What we just saw? Really? I am deeply skeptical of that evaluation. The producer’s mother, attuned to her Sonny Boy’s delicate sensibilities, might have offered a supportive “Very nice”, but even she wouldn’t have dared an opinion of “Awesome”, for fear of being turned into a pillar of salt.
Besides being wrong, calling a movie “awesome” is not the correct way of rendering an opinion, (duly noting that I’m rendering an opinion on the correct way of rendering an opinion.)
I believe people ought to render their opinions as a personal preference, the middle ground of appropriate opinionizing being, “I liked it; I didn’t like it.”, rising to “awesome” – when it’s not being overused – to designate the top level of approval, and descending to, “I think they should have the Death Penalty for people who make awful movies” as a designation very close to, if not at, the bottom.
The confusing part here is that, on a parallel track with “personal opinion” – well, it doesn’t have to be geometrically parallel, just a different track – there is, in fact, the possibility of an objective evaluation.
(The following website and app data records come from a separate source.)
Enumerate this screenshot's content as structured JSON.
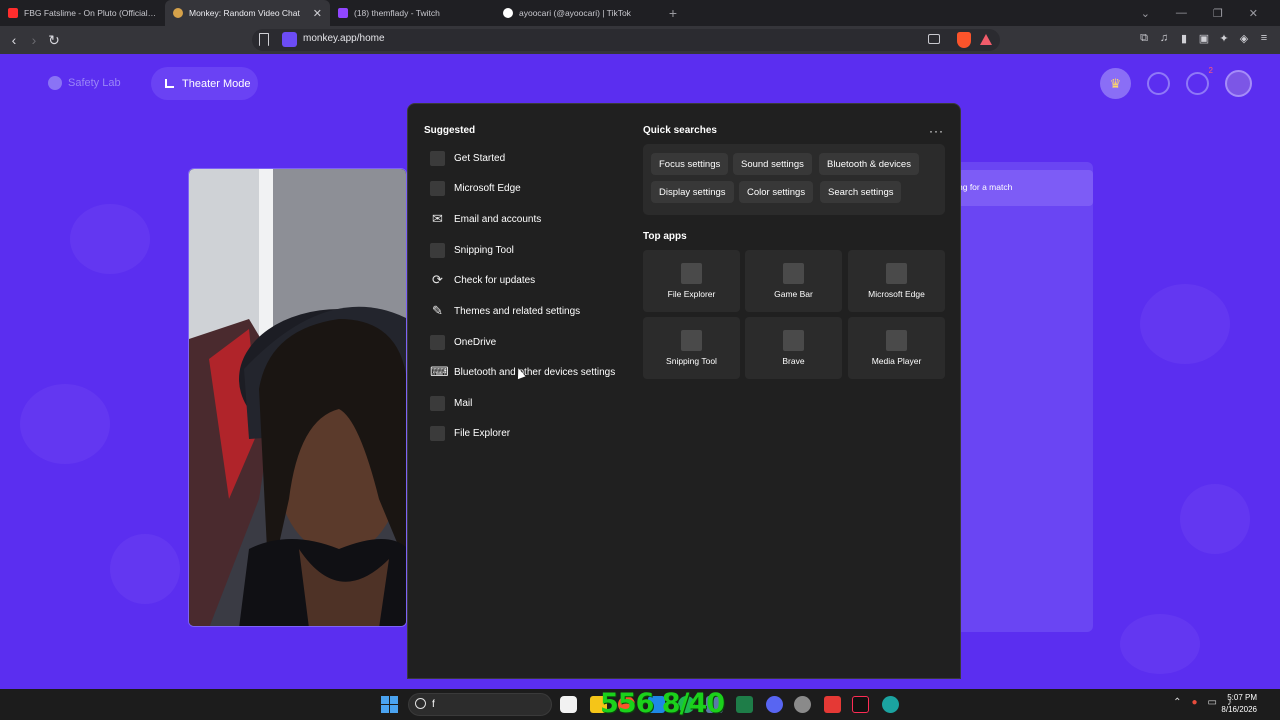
{
  "browser": {
    "tabs": [
      {
        "title": "FBG Fatslime - On Pluto (Official Mu",
        "color": "#ff2d2d",
        "active": false
      },
      {
        "title": "Monkey: Random Video Chat",
        "color": "#d6a24a",
        "active": true
      },
      {
        "title": "(18) themflady - Twitch",
        "color": "#9146ff",
        "active": false
      },
      {
        "title": "ayoocari (@ayoocari) | TikTok",
        "color": "#ffffff",
        "active": false
      }
    ],
    "new_tab": "+",
    "url": "monkey.app/home"
  },
  "page": {
    "safety_lab": "Safety Lab",
    "theater_mode": "Theater Mode",
    "match_status": "ng for a match",
    "notification_count": "2"
  },
  "start_search": {
    "suggested_title": "Suggested",
    "suggested": [
      {
        "label": "Get Started",
        "icon": "app-placeholder-icon"
      },
      {
        "label": "Microsoft Edge",
        "icon": "app-placeholder-icon"
      },
      {
        "label": "Email and accounts",
        "icon": "mail-icon"
      },
      {
        "label": "Snipping Tool",
        "icon": "app-placeholder-icon"
      },
      {
        "label": "Check for updates",
        "icon": "refresh-icon"
      },
      {
        "label": "Themes and related settings",
        "icon": "pen-icon"
      },
      {
        "label": "OneDrive",
        "icon": "app-placeholder-icon"
      },
      {
        "label": "Bluetooth and other devices settings",
        "icon": "devices-icon"
      },
      {
        "label": "Mail",
        "icon": "app-placeholder-icon"
      },
      {
        "label": "File Explorer",
        "icon": "app-placeholder-icon"
      }
    ],
    "quick_searches_title": "Quick searches",
    "more": "···",
    "quick_searches": [
      "Focus settings",
      "Sound settings",
      "Bluetooth & devices",
      "Display settings",
      "Color settings",
      "Search settings"
    ],
    "top_apps_title": "Top apps",
    "top_apps": [
      "File Explorer",
      "Game Bar",
      "Microsoft Edge",
      "Snipping Tool",
      "Brave",
      "Media Player"
    ]
  },
  "taskbar": {
    "search_text": "f",
    "overlay_counter": "556 8/40",
    "time": "5:07 PM",
    "date": "8/16/2026"
  }
}
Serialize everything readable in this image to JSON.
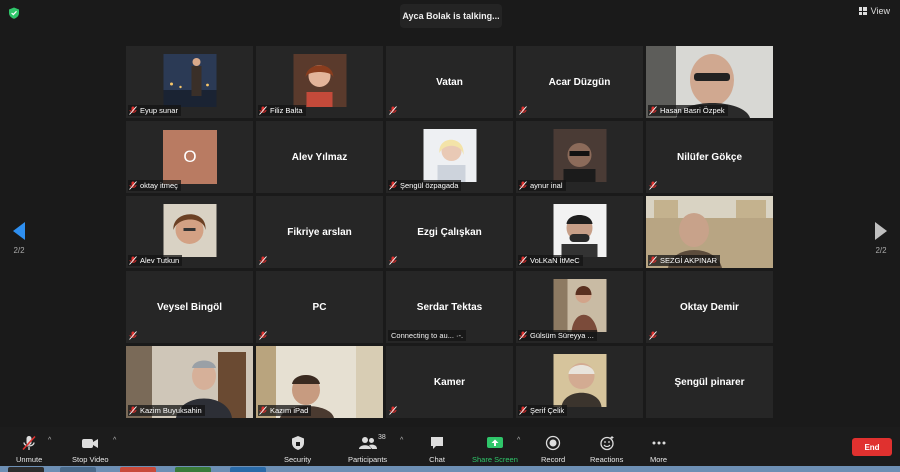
{
  "top": {
    "talking": "Ayca Bolak is talking...",
    "view_label": "View"
  },
  "pager": {
    "left": "2/2",
    "right": "2/2"
  },
  "tiles": [
    {
      "name": "Eyup sunar",
      "type": "photo"
    },
    {
      "name": "Filiz Balta",
      "type": "photo"
    },
    {
      "name": "Vatan",
      "type": "name"
    },
    {
      "name": "Acar Düzgün",
      "type": "name"
    },
    {
      "name": "Hasan Basri Özpek",
      "type": "video"
    },
    {
      "name": "oktay itmeç",
      "type": "avatar",
      "initial": "O"
    },
    {
      "name": "Alev Yılmaz",
      "type": "name"
    },
    {
      "name": "Şengül özpagada",
      "type": "photo"
    },
    {
      "name": "aynur inal",
      "type": "photo"
    },
    {
      "name": "Nilüfer Gökçe",
      "type": "name"
    },
    {
      "name": "Alev Tutkun",
      "type": "photo"
    },
    {
      "name": "Fikriye arslan",
      "type": "name"
    },
    {
      "name": "Ezgi Çalışkan",
      "type": "name"
    },
    {
      "name": "VoLKaN İtMeC",
      "type": "photo"
    },
    {
      "name": "SEZGİ AKPINAR",
      "type": "video"
    },
    {
      "name": "Veysel Bingöl",
      "type": "name"
    },
    {
      "name": "PC",
      "type": "name"
    },
    {
      "name": "Serdar Tektas",
      "type": "name",
      "status": "Connecting to au... ·-."
    },
    {
      "name": "Gülsüm Süreyya ...",
      "type": "photo"
    },
    {
      "name": "Oktay Demir",
      "type": "name"
    },
    {
      "name": "Kazim Buyuksahin",
      "type": "video"
    },
    {
      "name": "Kazım iPad",
      "type": "video"
    },
    {
      "name": "Kamer",
      "type": "name"
    },
    {
      "name": "Şerif Çelik",
      "type": "photo"
    },
    {
      "name": "Şengül pinarer",
      "type": "name"
    }
  ],
  "toolbar": {
    "unmute": "Unmute",
    "stop_video": "Stop Video",
    "security": "Security",
    "participants": "Participants",
    "participants_count": "38",
    "chat": "Chat",
    "share_screen": "Share Screen",
    "record": "Record",
    "reactions": "Reactions",
    "more": "More",
    "end": "End"
  },
  "colors": {
    "share_green": "#2fc66a",
    "end_red": "#e0312f",
    "mic_off_red": "#e0312f",
    "shield_green": "#2fc66a",
    "pager_blue": "#2e8ff0"
  }
}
I believe it was Aristotle – or somebody big – who set down specific principles by which a work of art can be objectively evaluated. So, if you’re applying standards of that nature, then yes, you are justified is using descriptives such as “good”, ‘bad”, “awesome” and “coming nowhere close to ‘Aristotelian standards’ garbage.”
You can also use words like “good” and “bad” – carefully and with the utmost humility – if you’re a professional writer.
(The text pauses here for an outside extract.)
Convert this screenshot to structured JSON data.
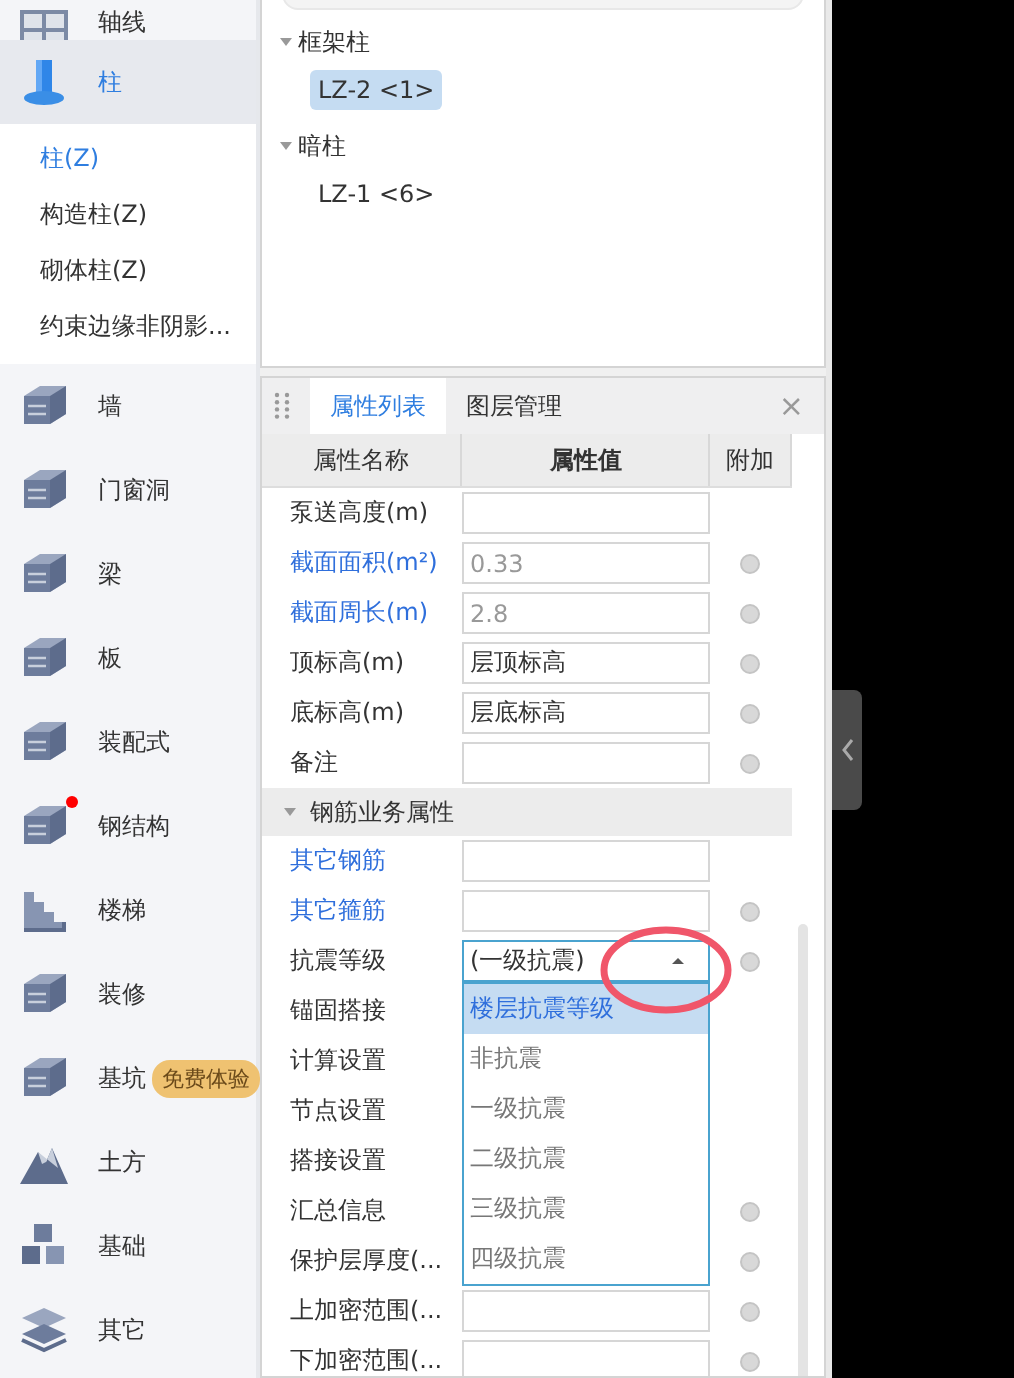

Through experience and meticulously programmed innards, a writer can sense if a work is or is not what it should be. The best writers, or at least the best critics of writing, can articulately explain the rationales for their positions. I’m not certain that I can. My responses are generally more a matter of “feel.”
But even that “feel” comes with what must be acknowledged caveats.
Times change. And in some not entirely explicable way, “good” and “bad”, to some degree at least, change with them. After Modern Family, I stuck around for the debut of a new ABC series called Happy Endings.
Watching the new program, I could immediately tell that, though both Modern Family and Happy Endings were situation comedies, Happy Endings was going about its business in a substantially different manner. Though I myself did not laugh much, I had a sense that, the target they were shooting for, they were, more often than not, hitting.
I am not prepared at this time to say that, on their terms, Happy Endings was good, because I am not as yet exactly clear on what those terms are. I just know something interesting was going on, and by that standard, the series merits further investigation.
Then, of course, there is the always dangerous “Sour Grapes Factor.” They’re working; I’m not. So I hate everything they do – especially if it’s successful – and consequently, in the guise of “professional evaluation”, I self-righteously label the product of their efforts, “bad.” Poisonous thinking is always a possibility, one that seriously needs guarding against.
Okay, back to the beginning. Why do I believe the second season of Modern Family falls short of the first?
I don’t know, lemme think about it another day. Maybe I’ll come up with something worthwhile.